# Web page and app entries

============

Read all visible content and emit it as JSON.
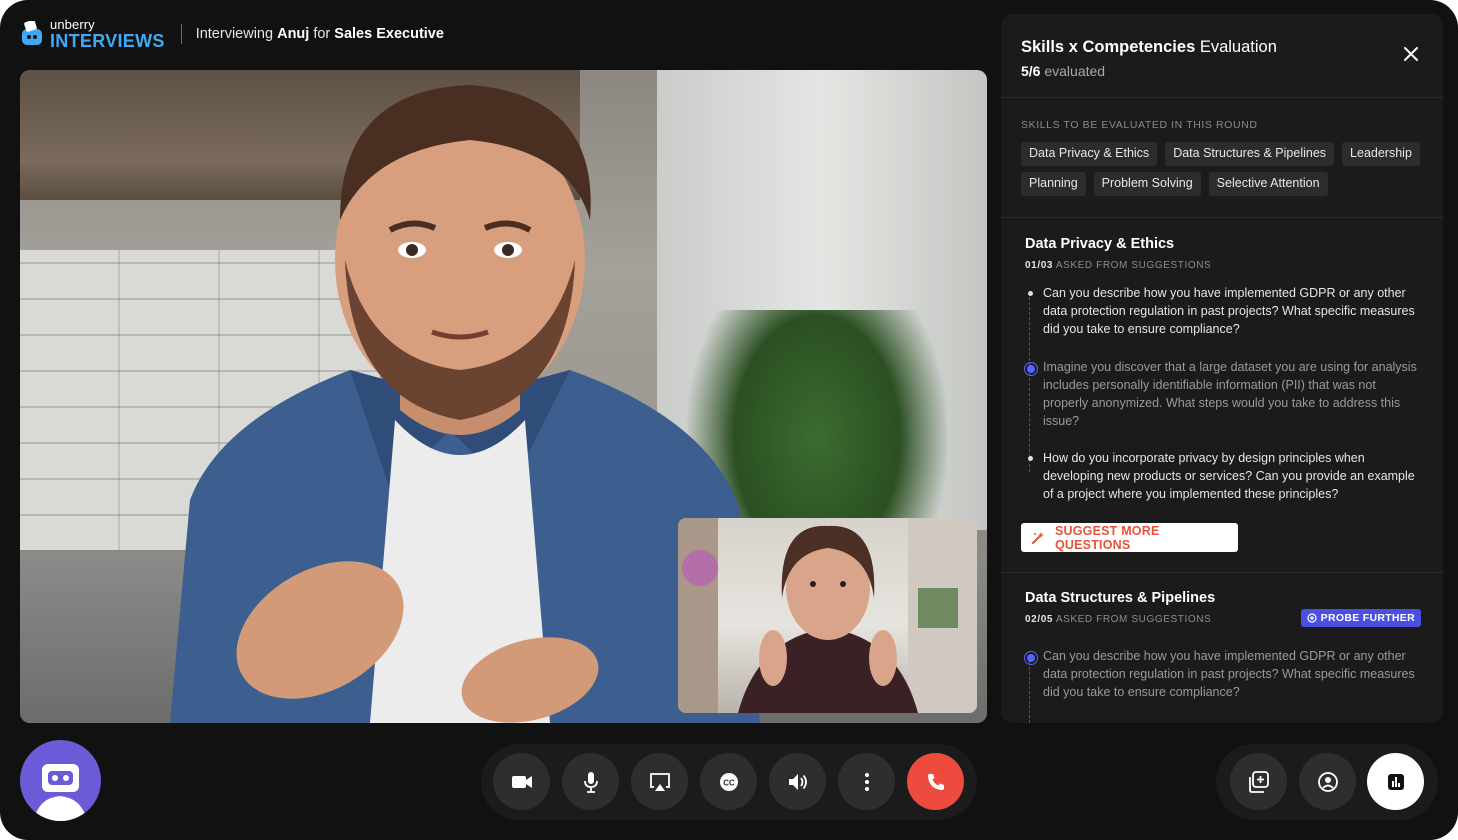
{
  "brand": {
    "small": "unberry",
    "big": "INTERVIEWS"
  },
  "header": {
    "prefix": "Interviewing ",
    "candidate": "Anuj",
    "middle": " for ",
    "role": "Sales Executive"
  },
  "panel": {
    "title_bold": "Skills x Competencies",
    "title_rest": " Evaluation",
    "evaluated_count": "5/6",
    "evaluated_label": " evaluated",
    "skills_label": "SKILLS TO BE EVALUATED IN THIS ROUND",
    "skills": [
      "Data Privacy & Ethics",
      "Data Structures & Pipelines",
      "Leadership",
      "Planning",
      "Problem Solving",
      "Selective Attention"
    ],
    "sections": [
      {
        "title": "Data Privacy & Ethics",
        "count": "01/03",
        "meta": " ASKED FROM SUGGESTIONS",
        "questions": [
          {
            "text": "Can you describe how you have implemented GDPR or any other data protection regulation in past projects? What specific measures did you take to ensure compliance?",
            "state": "pending"
          },
          {
            "text": "Imagine you discover that a large dataset you are using for analysis includes personally identifiable information (PII) that was not properly anonymized. What steps would you take to address this issue?",
            "state": "asked"
          },
          {
            "text": "How do you incorporate privacy by design principles when developing new products or services? Can you provide an example of a project where you implemented these principles?",
            "state": "pending"
          }
        ],
        "suggest_label": "SUGGEST MORE QUESTIONS"
      },
      {
        "title": "Data Structures & Pipelines",
        "count": "02/05",
        "meta": " ASKED FROM SUGGESTIONS",
        "badge": "PROBE FURTHER",
        "questions": [
          {
            "text": "Can you describe how you have implemented GDPR or any other data protection regulation in past projects? What specific measures did you take to ensure compliance?",
            "state": "asked"
          }
        ]
      }
    ]
  },
  "controls": [
    "video-camera-icon",
    "microphone-icon",
    "screen-share-icon",
    "closed-captions-icon",
    "speaker-icon",
    "more-options-icon",
    "end-call-icon"
  ],
  "side_controls": [
    "add-participant-icon",
    "record-icon",
    "evaluation-chart-icon"
  ],
  "colors": {
    "accent_blue": "#3fa9f5",
    "end_call": "#ec4b3e",
    "probe": "#4b4fe0",
    "suggest": "#e5533d"
  }
}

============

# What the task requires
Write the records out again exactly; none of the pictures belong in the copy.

# Task result
Read all visible content and emit it as JSON.
{
  "brand": {
    "small": "unberry",
    "big": "INTERVIEWS"
  },
  "header": {
    "prefix": "Interviewing ",
    "candidate": "Anuj",
    "middle": " for ",
    "role": "Sales Executive"
  },
  "panel": {
    "title_bold": "Skills x Competencies",
    "title_rest": " Evaluation",
    "evaluated_count": "5/6",
    "evaluated_label": " evaluated",
    "skills_label": "SKILLS TO BE EVALUATED IN THIS ROUND",
    "skills": [
      "Data Privacy & Ethics",
      "Data Structures & Pipelines",
      "Leadership",
      "Planning",
      "Problem Solving",
      "Selective Attention"
    ],
    "sections": [
      {
        "title": "Data Privacy & Ethics",
        "count": "01/03",
        "meta": " ASKED FROM SUGGESTIONS",
        "questions": [
          {
            "text": "Can you describe how you have implemented GDPR or any other data protection regulation in past projects? What specific measures did you take to ensure compliance?",
            "state": "pending"
          },
          {
            "text": "Imagine you discover that a large dataset you are using for analysis includes personally identifiable information (PII) that was not properly anonymized. What steps would you take to address this issue?",
            "state": "asked"
          },
          {
            "text": "How do you incorporate privacy by design principles when developing new products or services? Can you provide an example of a project where you implemented these principles?",
            "state": "pending"
          }
        ],
        "suggest_label": "SUGGEST MORE QUESTIONS"
      },
      {
        "title": "Data Structures & Pipelines",
        "count": "02/05",
        "meta": " ASKED FROM SUGGESTIONS",
        "badge": "PROBE FURTHER",
        "questions": [
          {
            "text": "Can you describe how you have implemented GDPR or any other data protection regulation in past projects? What specific measures did you take to ensure compliance?",
            "state": "asked"
          }
        ]
      }
    ]
  },
  "controls": [
    "video-camera-icon",
    "microphone-icon",
    "screen-share-icon",
    "closed-captions-icon",
    "speaker-icon",
    "more-options-icon",
    "end-call-icon"
  ],
  "side_controls": [
    "add-participant-icon",
    "record-icon",
    "evaluation-chart-icon"
  ],
  "colors": {
    "accent_blue": "#3fa9f5",
    "end_call": "#ec4b3e",
    "probe": "#4b4fe0",
    "suggest": "#e5533d"
  }
}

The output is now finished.